# Working data:

######

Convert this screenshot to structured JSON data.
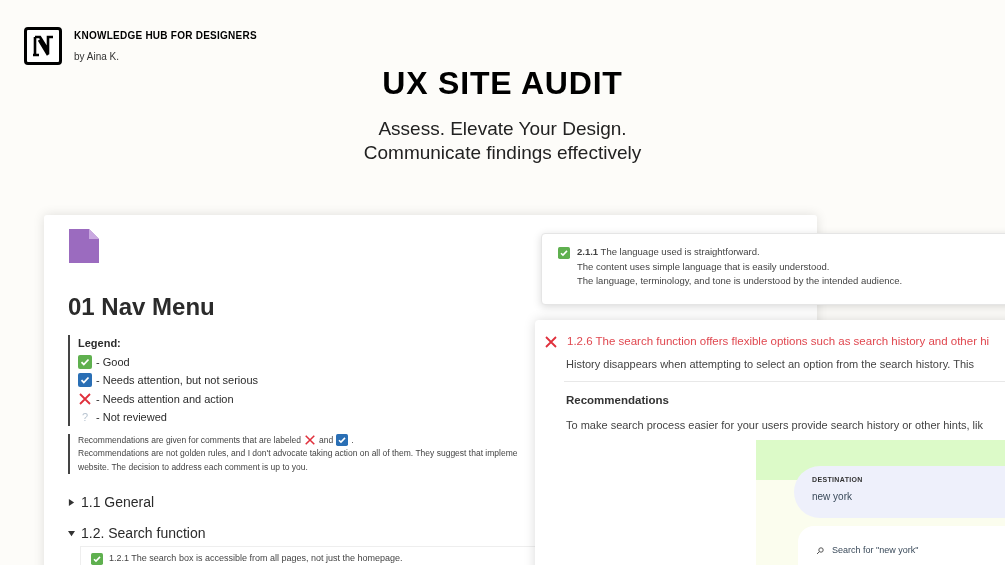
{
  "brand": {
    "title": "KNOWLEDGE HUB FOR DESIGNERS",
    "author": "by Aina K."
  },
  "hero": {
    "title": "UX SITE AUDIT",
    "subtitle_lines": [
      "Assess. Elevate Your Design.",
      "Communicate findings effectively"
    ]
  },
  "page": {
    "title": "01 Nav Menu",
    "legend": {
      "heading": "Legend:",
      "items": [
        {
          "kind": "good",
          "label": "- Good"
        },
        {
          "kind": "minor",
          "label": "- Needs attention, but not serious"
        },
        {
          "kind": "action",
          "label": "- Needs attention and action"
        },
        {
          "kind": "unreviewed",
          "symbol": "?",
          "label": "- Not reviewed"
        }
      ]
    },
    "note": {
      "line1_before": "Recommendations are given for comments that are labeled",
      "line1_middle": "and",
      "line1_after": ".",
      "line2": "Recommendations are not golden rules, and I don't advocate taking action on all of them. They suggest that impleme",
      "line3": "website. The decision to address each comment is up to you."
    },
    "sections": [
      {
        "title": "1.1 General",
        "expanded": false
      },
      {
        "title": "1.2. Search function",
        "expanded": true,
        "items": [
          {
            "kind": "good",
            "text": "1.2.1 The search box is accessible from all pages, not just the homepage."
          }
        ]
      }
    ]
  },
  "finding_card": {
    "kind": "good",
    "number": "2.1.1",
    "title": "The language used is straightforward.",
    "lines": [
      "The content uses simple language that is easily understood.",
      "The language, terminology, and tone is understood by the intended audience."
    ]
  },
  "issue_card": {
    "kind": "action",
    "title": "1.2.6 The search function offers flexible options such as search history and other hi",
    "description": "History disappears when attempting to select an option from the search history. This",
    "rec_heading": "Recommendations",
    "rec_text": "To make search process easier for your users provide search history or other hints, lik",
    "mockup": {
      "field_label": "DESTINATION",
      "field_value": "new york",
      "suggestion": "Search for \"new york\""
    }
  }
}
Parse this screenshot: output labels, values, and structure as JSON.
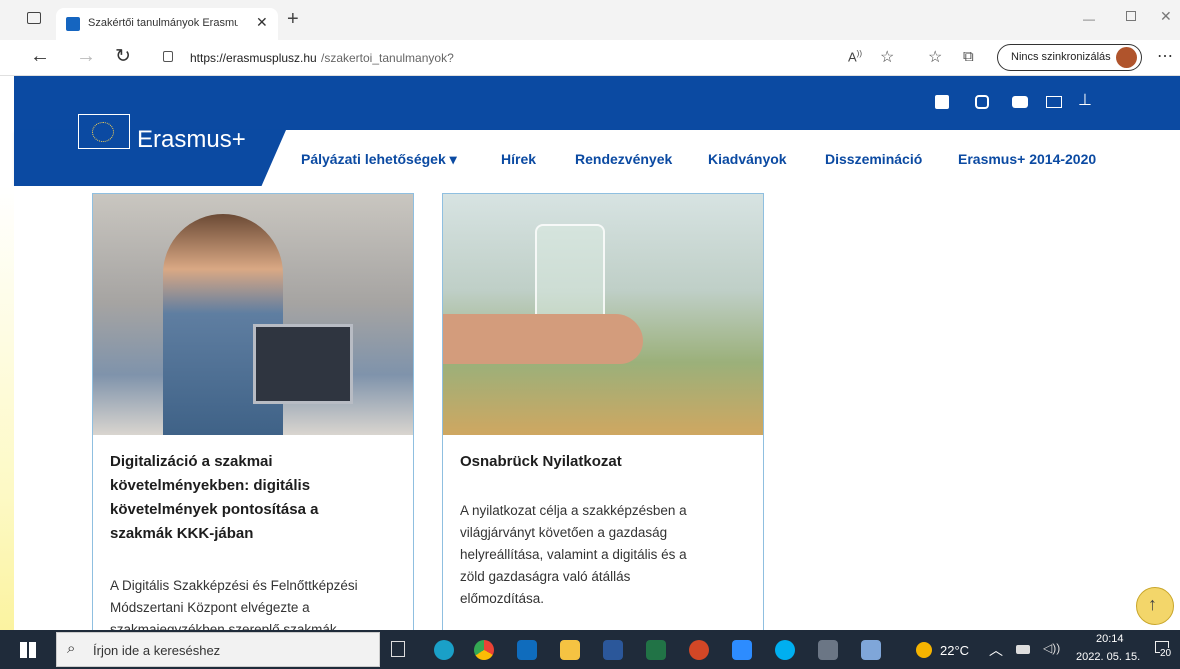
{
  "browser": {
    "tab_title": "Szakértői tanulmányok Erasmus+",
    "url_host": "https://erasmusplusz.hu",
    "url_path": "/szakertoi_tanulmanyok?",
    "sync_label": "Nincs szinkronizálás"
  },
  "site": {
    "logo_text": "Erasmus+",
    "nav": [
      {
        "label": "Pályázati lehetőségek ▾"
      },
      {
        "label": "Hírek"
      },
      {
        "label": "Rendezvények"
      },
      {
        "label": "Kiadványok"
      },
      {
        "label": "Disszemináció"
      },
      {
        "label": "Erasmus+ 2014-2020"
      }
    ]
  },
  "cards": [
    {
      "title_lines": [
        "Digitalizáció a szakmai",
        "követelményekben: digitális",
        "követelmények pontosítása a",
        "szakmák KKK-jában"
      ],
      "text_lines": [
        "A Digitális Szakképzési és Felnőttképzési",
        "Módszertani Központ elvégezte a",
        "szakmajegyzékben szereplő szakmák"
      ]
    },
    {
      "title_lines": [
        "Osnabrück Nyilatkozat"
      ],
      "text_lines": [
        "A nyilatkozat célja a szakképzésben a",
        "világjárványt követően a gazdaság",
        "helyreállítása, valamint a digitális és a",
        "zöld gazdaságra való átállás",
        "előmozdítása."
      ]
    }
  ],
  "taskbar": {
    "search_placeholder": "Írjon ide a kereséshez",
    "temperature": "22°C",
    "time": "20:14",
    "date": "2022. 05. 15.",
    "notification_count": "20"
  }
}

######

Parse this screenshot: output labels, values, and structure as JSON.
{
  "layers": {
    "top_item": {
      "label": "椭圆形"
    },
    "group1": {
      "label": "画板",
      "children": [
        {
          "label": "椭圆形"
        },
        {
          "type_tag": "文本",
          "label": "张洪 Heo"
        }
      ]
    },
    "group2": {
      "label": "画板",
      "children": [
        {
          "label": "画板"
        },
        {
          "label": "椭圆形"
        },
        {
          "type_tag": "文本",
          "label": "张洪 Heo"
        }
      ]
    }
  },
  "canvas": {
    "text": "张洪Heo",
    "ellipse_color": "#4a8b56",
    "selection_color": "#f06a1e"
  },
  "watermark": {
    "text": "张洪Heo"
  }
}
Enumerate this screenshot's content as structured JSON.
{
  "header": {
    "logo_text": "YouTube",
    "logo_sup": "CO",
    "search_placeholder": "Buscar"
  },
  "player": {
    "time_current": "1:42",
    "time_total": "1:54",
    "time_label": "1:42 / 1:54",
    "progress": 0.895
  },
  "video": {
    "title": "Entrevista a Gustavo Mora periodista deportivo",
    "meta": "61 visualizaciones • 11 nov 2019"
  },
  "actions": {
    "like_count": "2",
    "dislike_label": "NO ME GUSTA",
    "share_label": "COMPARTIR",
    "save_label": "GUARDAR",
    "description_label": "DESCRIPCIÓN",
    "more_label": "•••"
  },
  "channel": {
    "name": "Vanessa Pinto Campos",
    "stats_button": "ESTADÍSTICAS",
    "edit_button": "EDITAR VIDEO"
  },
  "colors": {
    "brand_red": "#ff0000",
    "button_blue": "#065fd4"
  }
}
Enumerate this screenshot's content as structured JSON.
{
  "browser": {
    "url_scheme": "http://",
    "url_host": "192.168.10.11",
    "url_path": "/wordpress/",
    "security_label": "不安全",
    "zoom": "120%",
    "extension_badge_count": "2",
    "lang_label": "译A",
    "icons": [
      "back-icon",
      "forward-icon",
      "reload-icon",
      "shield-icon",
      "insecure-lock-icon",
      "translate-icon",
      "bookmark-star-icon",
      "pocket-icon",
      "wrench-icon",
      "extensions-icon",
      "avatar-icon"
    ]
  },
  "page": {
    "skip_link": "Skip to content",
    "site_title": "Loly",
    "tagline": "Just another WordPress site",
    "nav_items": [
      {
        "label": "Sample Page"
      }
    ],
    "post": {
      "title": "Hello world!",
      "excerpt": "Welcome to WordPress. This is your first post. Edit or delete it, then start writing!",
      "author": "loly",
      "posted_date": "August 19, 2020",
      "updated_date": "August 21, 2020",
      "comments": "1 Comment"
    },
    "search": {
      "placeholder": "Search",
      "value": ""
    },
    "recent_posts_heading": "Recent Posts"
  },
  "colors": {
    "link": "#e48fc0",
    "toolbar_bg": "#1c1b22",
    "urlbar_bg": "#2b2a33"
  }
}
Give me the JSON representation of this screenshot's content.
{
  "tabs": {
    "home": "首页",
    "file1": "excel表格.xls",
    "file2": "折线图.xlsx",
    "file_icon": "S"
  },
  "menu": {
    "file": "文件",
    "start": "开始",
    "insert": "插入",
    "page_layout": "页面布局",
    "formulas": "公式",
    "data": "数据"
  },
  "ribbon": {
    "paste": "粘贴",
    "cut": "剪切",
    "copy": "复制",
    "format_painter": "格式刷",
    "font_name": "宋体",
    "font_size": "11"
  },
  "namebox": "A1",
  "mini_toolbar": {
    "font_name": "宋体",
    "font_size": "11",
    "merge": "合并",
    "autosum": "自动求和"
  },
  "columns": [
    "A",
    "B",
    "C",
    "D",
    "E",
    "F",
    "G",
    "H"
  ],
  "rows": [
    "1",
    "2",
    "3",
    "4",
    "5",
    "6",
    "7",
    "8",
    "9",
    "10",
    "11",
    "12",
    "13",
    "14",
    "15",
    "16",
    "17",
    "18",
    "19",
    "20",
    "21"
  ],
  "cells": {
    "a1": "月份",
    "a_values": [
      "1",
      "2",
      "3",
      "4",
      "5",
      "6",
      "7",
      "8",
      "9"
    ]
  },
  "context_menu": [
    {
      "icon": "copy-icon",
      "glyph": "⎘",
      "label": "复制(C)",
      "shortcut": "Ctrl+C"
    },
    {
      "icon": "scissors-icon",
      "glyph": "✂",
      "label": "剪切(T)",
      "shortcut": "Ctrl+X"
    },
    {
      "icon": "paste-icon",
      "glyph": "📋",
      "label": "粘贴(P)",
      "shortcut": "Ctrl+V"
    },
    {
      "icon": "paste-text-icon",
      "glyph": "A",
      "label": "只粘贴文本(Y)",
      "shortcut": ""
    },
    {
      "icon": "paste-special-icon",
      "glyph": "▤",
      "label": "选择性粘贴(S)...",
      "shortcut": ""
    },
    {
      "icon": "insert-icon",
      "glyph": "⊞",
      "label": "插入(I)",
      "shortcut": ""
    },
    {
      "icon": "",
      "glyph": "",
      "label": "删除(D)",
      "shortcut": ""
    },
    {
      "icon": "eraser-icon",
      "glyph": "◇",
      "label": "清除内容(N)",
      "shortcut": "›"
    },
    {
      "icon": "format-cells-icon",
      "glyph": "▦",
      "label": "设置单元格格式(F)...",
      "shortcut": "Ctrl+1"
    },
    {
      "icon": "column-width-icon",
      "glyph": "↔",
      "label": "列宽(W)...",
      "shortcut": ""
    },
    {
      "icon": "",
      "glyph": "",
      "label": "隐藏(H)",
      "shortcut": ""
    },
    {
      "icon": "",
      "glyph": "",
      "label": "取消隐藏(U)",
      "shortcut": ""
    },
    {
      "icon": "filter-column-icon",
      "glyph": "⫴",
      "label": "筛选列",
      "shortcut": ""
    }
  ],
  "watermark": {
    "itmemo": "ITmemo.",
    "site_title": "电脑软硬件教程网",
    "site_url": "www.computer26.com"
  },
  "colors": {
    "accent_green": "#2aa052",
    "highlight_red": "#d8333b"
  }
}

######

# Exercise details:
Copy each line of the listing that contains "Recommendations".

# Result of this exercise:
      "line1_before": "Recommendations are given for comments that are labeled",
      "line2": "Recommendations are not golden rules, and I don't advocate taking action on all of them. They suggest that impleme",
    "rec_heading": "Recommendations",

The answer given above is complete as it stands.